| EXERCISE GOAL |
Within the records below, filter for lines carrying the word "index" and copy them.

| INFORMATION PROVIDED |
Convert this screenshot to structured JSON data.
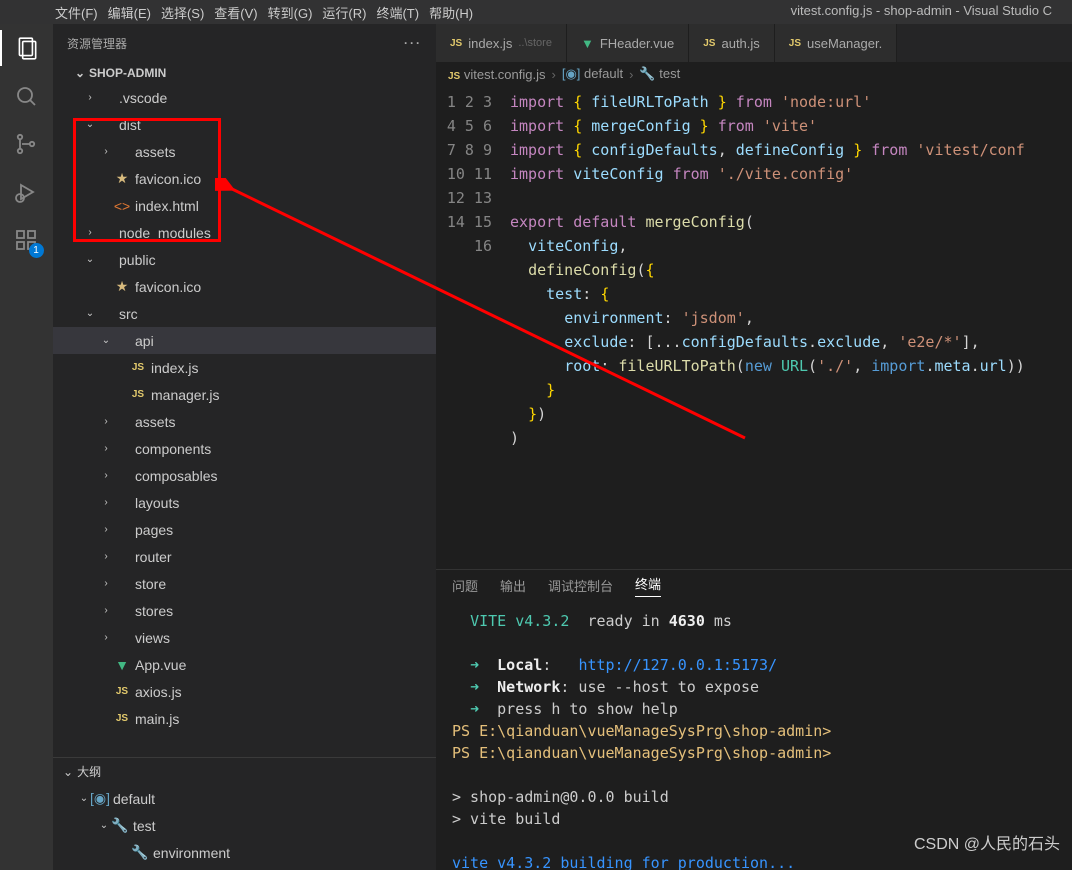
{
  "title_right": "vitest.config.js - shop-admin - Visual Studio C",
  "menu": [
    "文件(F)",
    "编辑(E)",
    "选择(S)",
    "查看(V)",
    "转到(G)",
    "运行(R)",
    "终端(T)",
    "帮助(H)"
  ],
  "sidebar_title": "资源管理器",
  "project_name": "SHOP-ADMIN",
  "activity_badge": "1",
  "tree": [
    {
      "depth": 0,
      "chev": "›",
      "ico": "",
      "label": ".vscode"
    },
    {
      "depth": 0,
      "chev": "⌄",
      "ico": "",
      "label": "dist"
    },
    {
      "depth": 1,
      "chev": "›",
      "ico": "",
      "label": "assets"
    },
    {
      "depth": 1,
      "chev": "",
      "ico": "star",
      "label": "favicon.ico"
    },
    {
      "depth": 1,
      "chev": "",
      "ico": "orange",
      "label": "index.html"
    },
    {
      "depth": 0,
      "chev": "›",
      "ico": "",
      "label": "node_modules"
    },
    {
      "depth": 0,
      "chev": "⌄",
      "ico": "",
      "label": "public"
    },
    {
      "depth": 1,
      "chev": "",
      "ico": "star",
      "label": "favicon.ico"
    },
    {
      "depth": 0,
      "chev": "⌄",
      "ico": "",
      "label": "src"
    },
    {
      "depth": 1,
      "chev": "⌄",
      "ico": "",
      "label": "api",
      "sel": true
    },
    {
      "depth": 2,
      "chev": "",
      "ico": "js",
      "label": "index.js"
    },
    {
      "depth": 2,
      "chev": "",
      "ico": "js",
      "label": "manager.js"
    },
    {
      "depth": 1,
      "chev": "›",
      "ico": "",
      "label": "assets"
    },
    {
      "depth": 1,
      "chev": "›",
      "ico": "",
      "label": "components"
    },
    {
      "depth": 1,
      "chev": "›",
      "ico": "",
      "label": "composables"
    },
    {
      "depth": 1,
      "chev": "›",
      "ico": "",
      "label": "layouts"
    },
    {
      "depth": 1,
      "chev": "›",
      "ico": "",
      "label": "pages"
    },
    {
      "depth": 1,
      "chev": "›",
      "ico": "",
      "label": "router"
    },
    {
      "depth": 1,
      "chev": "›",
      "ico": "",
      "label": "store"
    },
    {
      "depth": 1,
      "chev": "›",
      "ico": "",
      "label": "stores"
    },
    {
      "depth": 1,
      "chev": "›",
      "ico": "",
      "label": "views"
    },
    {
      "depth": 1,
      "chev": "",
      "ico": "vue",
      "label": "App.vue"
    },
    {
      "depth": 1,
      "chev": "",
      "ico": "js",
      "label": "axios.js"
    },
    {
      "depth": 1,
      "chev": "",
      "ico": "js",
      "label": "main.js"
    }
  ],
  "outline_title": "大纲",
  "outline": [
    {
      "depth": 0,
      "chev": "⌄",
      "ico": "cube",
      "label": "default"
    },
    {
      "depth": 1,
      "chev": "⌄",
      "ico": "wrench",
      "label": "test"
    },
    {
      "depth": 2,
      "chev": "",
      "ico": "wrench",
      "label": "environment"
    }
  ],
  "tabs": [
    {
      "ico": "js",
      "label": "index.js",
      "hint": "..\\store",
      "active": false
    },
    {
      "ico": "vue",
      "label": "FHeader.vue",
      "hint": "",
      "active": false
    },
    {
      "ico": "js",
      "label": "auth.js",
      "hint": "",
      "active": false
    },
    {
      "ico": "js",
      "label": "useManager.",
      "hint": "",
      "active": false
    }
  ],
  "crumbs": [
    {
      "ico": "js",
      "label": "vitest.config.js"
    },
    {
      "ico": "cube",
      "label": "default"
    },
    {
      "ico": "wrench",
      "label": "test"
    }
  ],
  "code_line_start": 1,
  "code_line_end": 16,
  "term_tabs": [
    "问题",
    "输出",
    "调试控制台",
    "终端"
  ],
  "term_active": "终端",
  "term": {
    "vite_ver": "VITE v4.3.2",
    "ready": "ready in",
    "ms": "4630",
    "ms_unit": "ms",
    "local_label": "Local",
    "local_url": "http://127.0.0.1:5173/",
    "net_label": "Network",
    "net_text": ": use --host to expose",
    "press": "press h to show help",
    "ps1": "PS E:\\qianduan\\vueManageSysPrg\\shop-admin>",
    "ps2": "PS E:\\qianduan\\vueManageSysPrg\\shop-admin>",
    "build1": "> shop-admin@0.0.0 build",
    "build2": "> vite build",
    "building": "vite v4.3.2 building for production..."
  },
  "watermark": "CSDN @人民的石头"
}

| RESULT BELOW |
      "label": "index.html"
      "label": "index.js"
      "label": "index.js",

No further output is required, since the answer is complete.